Halaal and Kosher


Q: Can you please advise me if a product is certified as kosher, whether it is Halaal.

Some people have said that the process of certifying a product is kosher is much more stringent than the halaal certification.

I have also been told that Allah (S.W.T.) states in the Quraan (Sura Al – Maida, verse 6) that one is allowed to eat the meat of the people of the book (Being Jews and Christians). Does this mean that if a product is kosher that they have taken the name of The Lord (Allah S.W.T.) whilst slaughtering.

Thus can one partake of kosher products and also eat at restaurants certified as kosher because it is my understanding that kosher certified restaurants also do not serve pork or alcohol.


The question of reliance on a kosher stamp as a guarantee on the Halaal status is hazardous and a slippery slope to follow, a path that we cannot unconditionally recommend.

Whilst there are similarities in certain of the rituals, there are many differences that one may not be aware off, some of which we list below.

?        Kosher meat cannot be regarded Halaal, since the present day Jewish method of slaughter in an abattoir environment does not include the recitation of the name of the Almighty upon each animal which is a requirement for Halaal slaughter.

?        Islam prohibits all intoxicating alcohol whilst wines manufactured under rabbinic supervision and other intoxicating beverages such as beers and rum etc. are regarded as kosher. The kosher mark cannot make it Halaal.

?        Islam considers the entire cattle as Halaal if it is slaughtered in accordance to the Shari’ah whilst according to Jews the hind quarter is forbidden.

?        Gelatin is considered kosher by some Jewish authorities regardless of its source of origin.
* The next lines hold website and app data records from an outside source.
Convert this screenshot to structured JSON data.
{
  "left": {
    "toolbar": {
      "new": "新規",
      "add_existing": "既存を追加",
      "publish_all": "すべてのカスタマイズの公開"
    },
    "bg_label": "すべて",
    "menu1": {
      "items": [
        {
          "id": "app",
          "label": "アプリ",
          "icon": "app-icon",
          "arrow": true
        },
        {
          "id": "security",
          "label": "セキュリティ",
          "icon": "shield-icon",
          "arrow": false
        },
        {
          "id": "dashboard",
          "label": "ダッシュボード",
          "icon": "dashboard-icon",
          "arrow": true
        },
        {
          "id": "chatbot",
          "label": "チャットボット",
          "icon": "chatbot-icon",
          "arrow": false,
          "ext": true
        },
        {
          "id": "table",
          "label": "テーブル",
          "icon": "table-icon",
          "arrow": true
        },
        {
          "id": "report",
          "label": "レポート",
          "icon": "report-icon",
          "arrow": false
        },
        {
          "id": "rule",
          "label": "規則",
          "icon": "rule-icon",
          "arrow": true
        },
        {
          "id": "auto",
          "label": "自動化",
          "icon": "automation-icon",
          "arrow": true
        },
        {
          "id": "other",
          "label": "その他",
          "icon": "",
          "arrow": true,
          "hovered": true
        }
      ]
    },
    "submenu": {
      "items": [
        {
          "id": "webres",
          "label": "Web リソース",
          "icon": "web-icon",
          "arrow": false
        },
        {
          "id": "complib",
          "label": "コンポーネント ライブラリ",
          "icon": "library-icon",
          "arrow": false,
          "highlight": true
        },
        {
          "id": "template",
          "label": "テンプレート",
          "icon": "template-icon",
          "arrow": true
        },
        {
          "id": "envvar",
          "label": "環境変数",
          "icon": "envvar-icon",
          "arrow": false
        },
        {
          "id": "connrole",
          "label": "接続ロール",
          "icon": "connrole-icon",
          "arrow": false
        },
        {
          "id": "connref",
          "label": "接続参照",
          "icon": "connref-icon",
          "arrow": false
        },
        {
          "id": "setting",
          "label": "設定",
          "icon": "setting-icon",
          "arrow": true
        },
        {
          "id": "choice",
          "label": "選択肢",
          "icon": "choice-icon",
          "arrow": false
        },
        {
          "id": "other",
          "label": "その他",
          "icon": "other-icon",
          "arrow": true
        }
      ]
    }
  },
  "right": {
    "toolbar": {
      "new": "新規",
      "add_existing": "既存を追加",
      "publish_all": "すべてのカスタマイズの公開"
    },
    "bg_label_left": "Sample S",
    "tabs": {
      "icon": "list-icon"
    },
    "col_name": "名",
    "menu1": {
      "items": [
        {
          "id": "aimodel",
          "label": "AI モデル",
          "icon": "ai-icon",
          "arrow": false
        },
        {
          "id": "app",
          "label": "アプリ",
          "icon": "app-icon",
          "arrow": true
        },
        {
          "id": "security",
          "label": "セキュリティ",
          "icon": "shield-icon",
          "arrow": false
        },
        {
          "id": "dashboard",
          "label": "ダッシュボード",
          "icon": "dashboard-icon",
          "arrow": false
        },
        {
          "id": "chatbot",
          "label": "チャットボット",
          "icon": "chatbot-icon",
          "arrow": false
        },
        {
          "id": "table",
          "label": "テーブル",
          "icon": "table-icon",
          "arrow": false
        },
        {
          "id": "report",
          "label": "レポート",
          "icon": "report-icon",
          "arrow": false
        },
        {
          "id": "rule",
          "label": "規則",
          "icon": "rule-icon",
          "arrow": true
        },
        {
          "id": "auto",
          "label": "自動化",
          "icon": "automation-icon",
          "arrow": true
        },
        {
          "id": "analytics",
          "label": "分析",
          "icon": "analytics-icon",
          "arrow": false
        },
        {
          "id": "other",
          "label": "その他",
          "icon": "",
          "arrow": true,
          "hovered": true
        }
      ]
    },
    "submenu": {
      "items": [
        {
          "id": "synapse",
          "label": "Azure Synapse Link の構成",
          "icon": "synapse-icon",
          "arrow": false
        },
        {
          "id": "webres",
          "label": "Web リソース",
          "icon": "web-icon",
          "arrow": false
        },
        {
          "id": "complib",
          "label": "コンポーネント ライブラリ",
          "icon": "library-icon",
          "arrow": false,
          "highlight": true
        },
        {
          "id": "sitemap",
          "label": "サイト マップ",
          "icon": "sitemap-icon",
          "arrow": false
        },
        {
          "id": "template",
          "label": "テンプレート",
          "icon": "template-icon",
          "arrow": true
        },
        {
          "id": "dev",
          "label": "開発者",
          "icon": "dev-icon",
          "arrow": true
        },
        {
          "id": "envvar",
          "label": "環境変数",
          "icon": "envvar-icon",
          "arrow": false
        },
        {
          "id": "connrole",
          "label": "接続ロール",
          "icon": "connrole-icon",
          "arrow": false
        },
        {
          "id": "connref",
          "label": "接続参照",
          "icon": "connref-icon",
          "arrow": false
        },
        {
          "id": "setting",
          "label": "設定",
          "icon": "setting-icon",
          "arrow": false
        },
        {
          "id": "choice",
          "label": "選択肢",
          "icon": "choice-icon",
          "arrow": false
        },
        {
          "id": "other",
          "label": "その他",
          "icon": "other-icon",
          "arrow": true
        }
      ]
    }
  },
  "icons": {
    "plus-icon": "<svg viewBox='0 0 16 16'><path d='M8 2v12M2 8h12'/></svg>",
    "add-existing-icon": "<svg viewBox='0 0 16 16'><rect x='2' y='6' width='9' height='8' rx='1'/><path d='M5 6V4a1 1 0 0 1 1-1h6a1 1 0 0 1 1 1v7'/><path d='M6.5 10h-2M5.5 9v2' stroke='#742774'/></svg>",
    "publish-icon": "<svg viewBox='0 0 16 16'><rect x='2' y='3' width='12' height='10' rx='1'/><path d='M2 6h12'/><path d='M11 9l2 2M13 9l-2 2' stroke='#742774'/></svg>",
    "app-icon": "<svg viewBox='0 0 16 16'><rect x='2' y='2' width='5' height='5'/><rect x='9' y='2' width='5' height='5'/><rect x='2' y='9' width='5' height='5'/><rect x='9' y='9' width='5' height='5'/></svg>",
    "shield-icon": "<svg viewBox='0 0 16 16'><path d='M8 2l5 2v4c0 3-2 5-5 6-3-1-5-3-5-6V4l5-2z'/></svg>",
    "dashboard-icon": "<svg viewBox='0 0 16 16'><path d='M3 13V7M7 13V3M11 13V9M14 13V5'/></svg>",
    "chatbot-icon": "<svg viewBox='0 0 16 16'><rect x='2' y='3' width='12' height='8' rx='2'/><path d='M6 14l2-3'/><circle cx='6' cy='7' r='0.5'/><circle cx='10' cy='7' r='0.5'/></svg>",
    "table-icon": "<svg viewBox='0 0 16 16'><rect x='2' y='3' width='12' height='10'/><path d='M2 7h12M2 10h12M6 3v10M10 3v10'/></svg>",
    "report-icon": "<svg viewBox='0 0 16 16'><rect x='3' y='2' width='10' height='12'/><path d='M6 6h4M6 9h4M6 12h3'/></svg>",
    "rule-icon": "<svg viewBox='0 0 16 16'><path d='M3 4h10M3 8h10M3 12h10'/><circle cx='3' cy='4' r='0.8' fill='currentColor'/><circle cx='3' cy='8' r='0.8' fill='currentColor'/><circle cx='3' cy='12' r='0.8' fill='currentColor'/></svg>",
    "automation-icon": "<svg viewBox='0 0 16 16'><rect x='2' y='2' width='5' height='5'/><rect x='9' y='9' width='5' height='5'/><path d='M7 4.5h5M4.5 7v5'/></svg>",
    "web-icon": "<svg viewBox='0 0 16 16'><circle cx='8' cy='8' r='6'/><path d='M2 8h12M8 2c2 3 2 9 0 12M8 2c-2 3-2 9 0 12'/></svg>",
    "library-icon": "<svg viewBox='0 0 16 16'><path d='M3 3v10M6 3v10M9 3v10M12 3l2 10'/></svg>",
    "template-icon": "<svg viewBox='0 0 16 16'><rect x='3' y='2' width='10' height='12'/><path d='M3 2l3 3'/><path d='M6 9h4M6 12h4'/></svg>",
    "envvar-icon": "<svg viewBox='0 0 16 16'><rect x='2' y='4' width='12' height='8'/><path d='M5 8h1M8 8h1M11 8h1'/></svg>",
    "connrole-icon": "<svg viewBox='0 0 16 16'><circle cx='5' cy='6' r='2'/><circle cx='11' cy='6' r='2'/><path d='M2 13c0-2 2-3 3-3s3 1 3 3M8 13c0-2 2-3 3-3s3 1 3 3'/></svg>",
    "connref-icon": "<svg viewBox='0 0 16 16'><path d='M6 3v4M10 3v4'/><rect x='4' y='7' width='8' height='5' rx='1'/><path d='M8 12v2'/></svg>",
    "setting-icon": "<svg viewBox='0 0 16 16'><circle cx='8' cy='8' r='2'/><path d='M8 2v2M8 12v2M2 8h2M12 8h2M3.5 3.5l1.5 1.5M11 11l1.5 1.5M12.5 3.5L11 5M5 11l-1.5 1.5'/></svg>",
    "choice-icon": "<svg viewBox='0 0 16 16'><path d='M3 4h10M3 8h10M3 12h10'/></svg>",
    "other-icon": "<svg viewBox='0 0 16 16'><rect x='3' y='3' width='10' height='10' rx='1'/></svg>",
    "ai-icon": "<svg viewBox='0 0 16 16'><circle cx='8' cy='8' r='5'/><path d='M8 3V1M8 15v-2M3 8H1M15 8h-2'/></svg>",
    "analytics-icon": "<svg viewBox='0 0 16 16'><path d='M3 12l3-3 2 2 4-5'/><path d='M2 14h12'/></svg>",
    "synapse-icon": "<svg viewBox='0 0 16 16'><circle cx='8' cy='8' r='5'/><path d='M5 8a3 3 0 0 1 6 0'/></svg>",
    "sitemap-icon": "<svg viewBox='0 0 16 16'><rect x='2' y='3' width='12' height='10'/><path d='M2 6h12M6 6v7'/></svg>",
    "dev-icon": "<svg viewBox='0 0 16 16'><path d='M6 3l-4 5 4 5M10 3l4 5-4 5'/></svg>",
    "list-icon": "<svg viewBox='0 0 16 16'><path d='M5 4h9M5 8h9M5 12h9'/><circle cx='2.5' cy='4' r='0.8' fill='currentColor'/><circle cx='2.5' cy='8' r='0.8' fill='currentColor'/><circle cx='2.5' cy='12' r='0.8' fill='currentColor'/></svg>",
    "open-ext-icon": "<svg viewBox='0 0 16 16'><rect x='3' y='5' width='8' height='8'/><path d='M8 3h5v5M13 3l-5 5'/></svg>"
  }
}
Muslims consider gelatin prepared from pork as Haraam and most Halaal authorities also do not accept gelatin from non-Halaal slaughtered animal origin as being Halaal either. Therefore food items that could contain gelatin with kosher symbols on products such as marshmallows, yoghurts etc are not automatically Halaal.

?        Enzymes irrespective of their source are acceptable in cheese making and carry the kosher symbol whilst enzymes of pork origin are Haraam to Muslims.

?        Jewish law permits use of pork bristle brush in food preparation whilst it is Haraam for Muslims.

Muslims accept and believe as an article of faith, the role of all the previous Prophets (Peace be upon them) and the scriptures revealed through them, it relies on the final verse of the final revelation revealed to the final Prophet (Peace be upon him) in his farewell pilgrimage to put matters into its proper perspective.

In the verse revealed it was stated “…this day have I perfected your religion for you and completed my favour upon you and chosen for you Islam as your religion.” (Surah 5: Verse 3)

The final divine laws of Islam are indeed perfect and best for followers. Consumption of Halaal increases spirituality and benefits us both now and in the Hereafter. There is no need to be dependent on any other sets of laws for convenience.